===== Data provided

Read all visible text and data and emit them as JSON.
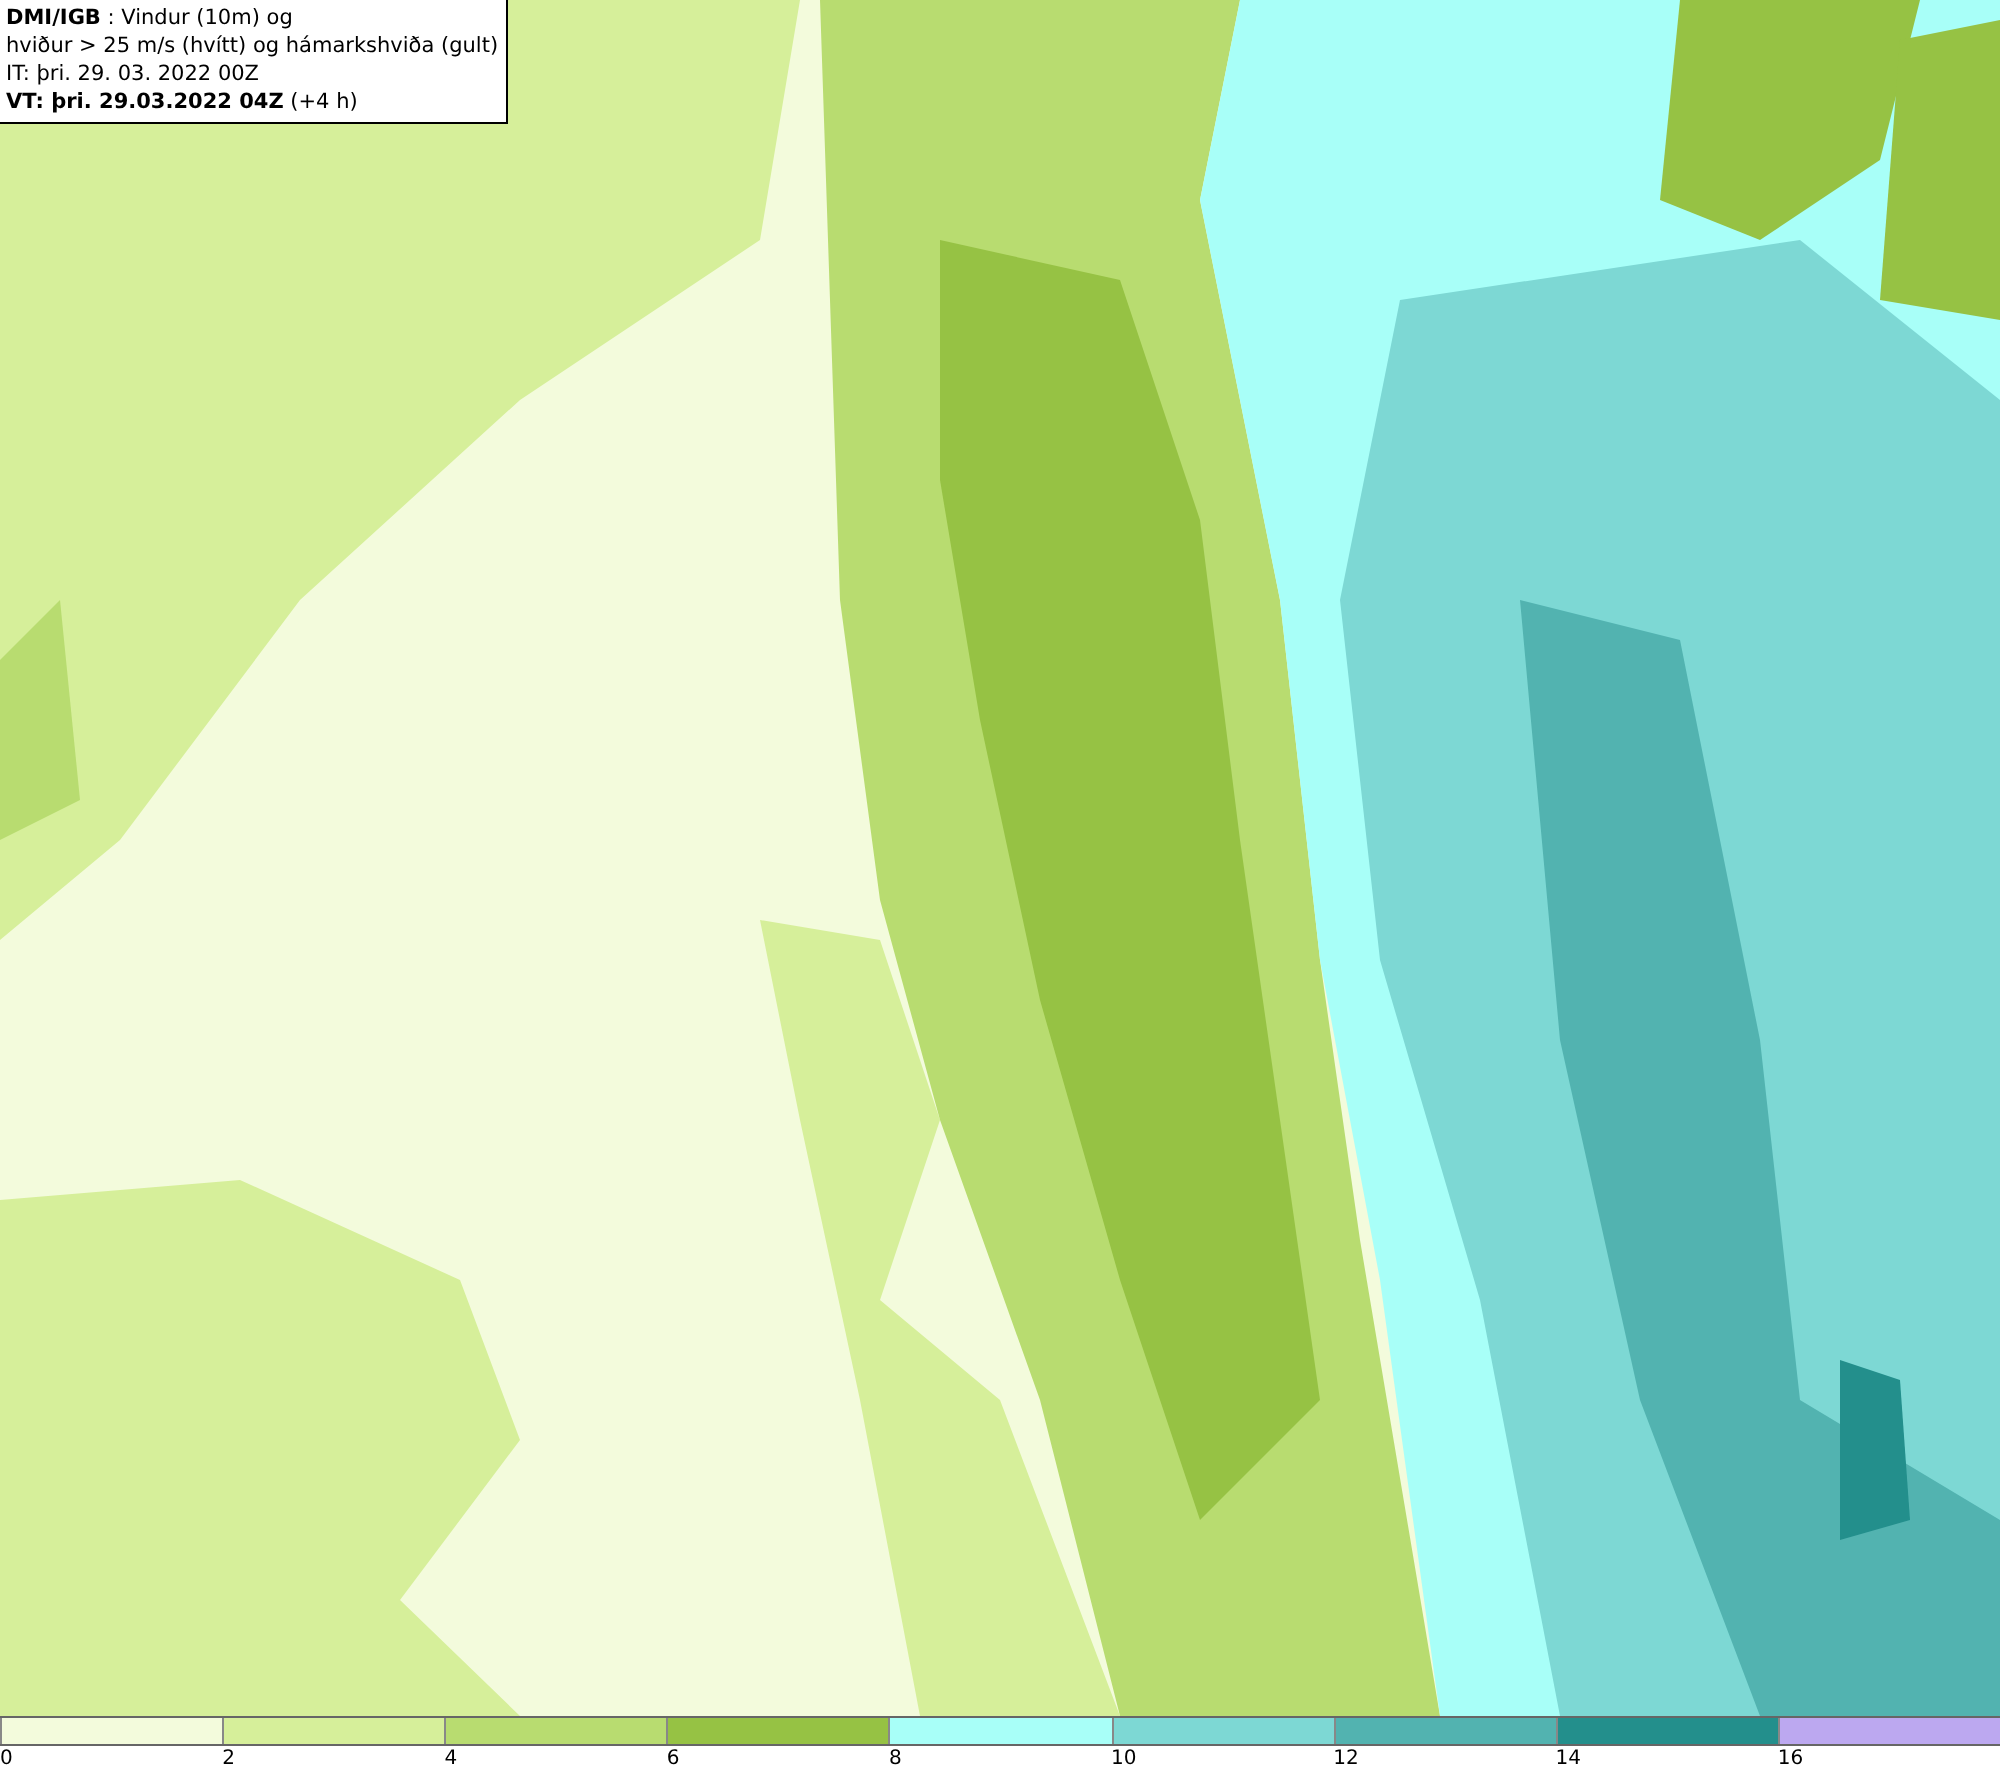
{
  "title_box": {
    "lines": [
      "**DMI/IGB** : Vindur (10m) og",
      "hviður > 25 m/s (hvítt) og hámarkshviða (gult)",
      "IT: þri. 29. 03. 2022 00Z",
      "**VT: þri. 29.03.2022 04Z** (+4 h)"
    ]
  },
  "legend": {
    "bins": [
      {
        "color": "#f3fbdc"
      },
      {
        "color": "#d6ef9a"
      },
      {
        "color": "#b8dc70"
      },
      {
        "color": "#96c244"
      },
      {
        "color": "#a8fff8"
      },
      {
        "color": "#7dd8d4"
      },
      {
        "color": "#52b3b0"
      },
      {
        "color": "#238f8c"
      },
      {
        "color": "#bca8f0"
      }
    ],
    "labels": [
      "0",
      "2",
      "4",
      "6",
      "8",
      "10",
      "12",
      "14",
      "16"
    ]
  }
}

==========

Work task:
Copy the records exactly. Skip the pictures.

Task output:
Read all visible text and data and emit them as JSON.
{
  "title_box": {
    "lines": [
      "**DMI/IGB** : Vindur (10m) og",
      "hviður > 25 m/s (hvítt) og hámarkshviða (gult)",
      "IT: þri. 29. 03. 2022 00Z",
      "**VT: þri. 29.03.2022 04Z** (+4 h)"
    ]
  },
  "legend": {
    "bins": [
      {
        "color": "#f3fbdc"
      },
      {
        "color": "#d6ef9a"
      },
      {
        "color": "#b8dc70"
      },
      {
        "color": "#96c244"
      },
      {
        "color": "#a8fff8"
      },
      {
        "color": "#7dd8d4"
      },
      {
        "color": "#52b3b0"
      },
      {
        "color": "#238f8c"
      },
      {
        "color": "#bca8f0"
      }
    ],
    "labels": [
      "0",
      "2",
      "4",
      "6",
      "8",
      "10",
      "12",
      "14",
      "16"
    ]
  }
}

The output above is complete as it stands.